Median IT security budgets have more than tripled—to $5.3 million in 2022 from $1.4 million in 2018—leading to a significant increase in the cost of combating cybersecurity threats over the past five years.
These were the results of a Hiscox survey , which also revealed nearly a quarter (23%) of IT security budgets are now dedicated to cybersecurity, up from just 10% five years ago.
Meanwhile, the percentage of organizations with cyberinsurance has risen sharply, to 64% from 41% percent in 2018.
Despite the rise in overall budgets and the increasing share of cybersecurity investment, the number of companies without a dedicated cybersecurity role is still at 16%, the same as it was in 2018.
Piyush Pandey, CEO at Pathlock, said one could argue that 16% shows a distinct minority, but given the high-profile attacks and data loss the industry sees regularly, it’s surprising as well.
“I think it suggests that organizations are still struggling to identify the proper resources internally to staff the roles required for effective cybersecurity and compliance programs,” he said.
He added that organizations need a plan and strategy for securing the company’s most important assets that are in line with their business objectives.
He said part of this plan also needs to outline the “cost of doing nothing”—the impact of a breach or data loss—that essentially becomes their “why” from the outset.
“Within the C Suite, the CIO, CFO and, ultimately, the CEO are going to be major stakeholders,” Pandey explained. “Cybersecurity leaders should also closely align with the line-of-business leaders who are running the core business applications—ERP, financials, HR, supply chain, CRM—housing the critical data which often ends up being the company’s most important asset to protect.”
These line-of-business leaders must be involved to ensure the proper access strategies to enable the business and meet security and compliance requirements for controls and configurations.
John Anthony Smith, CEO of Conversant Group, said it is critical that CISOs and IT have the right information to present to CEOs and the board so that they understand in clear and emphatic terms both the risk that exists in the environment and the true consequences of ignoring that risk.
“Every department wants more budget, but if CEOs understand the threat environment and the dire financial and business consequences of breaches in no uncertain terms, most teams can get the budget required,” he explained.
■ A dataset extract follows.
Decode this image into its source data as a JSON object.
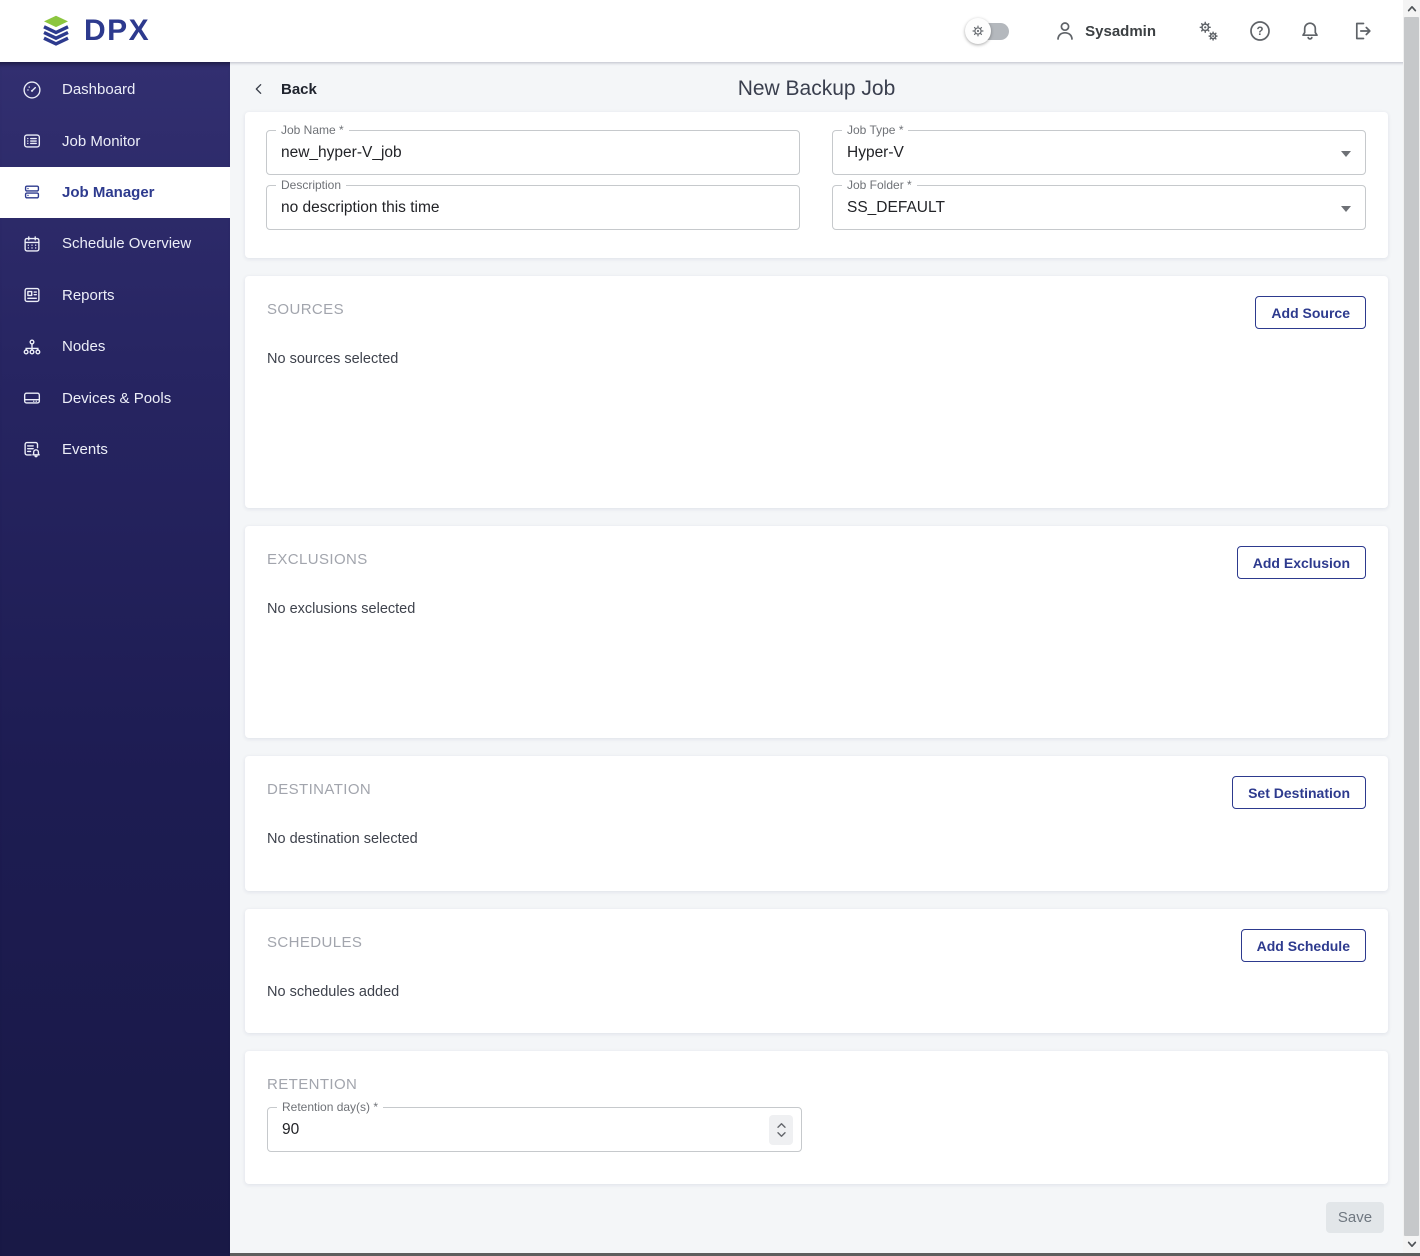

However, IT does need to understand the right information to present, and that often requires that they make an upfront investment in getting a controls and configurations-based assessment first.
“That way they can alert senior leadership to the real risks they are taking if they choose inaction,” Smith said. “These proactive assessments also let smaller firms, or those with lesser budgets, know their greatest risks so they can prioritize both their investments and remediation steps.”
Jasmine Henry, field security director at JupiterOne, explained the most exceptional cybersecurity practitioners are intentionally using their budget on investments that provide value to multiple teams across the organization.
For example, an application that can unify cybersecurity insight by integrating data from cloud service providers (CSPs) and security monitoring tools may offer alerts or dashboards that are valuable for engineering, product or leadership teams.
“Leaders can secure buy-in for security initiatives and future budgets by ensuring investments offer value to the organization,” she said. “Intentionally cross-functional systems are another sign of the evolution of shared security responsibility.”
Henry said being intentional about collaboration is essential for cybersecurity leaders to navigate organizational shifts toward trends such as platform engineering and anything-as-a-service (XaaS).
Pandey said his firm is seeing more and more organizations increasing their budgets around the testing, monitoring and enforcement of their controls, such as application access and application security configurations.
“With proper access governance and application security controls, the potential risks for cyber breach or data loss are significantly reduced,” he explained.
Smith said because budgets are tighter with the current economic downturn and layoffs abound across many sectors—offset against an escalating cyberthreat environment brought on by international tensions—budgets need to be allocated in a more targeted fashion.
“In other words, they need to be spending their dollars smarter, and that applies to companies of all sizes,” he said. “Instead of buying new tools and slapping them on the pile hoping they work together, they must understand where their true gaps lie and allocate spend to fixing those weaknesses.”
From Smith’s perspective, CISOs, IT teams and security directors will never gain adequate budget for security without being able to concretely explain the current risks the organization faces in terms the C-suite can understand—dollars and cents.
“Breaches are costly,” he said. “We see breaches that can cost millions an hour in downtime, and that’s just one cost item.”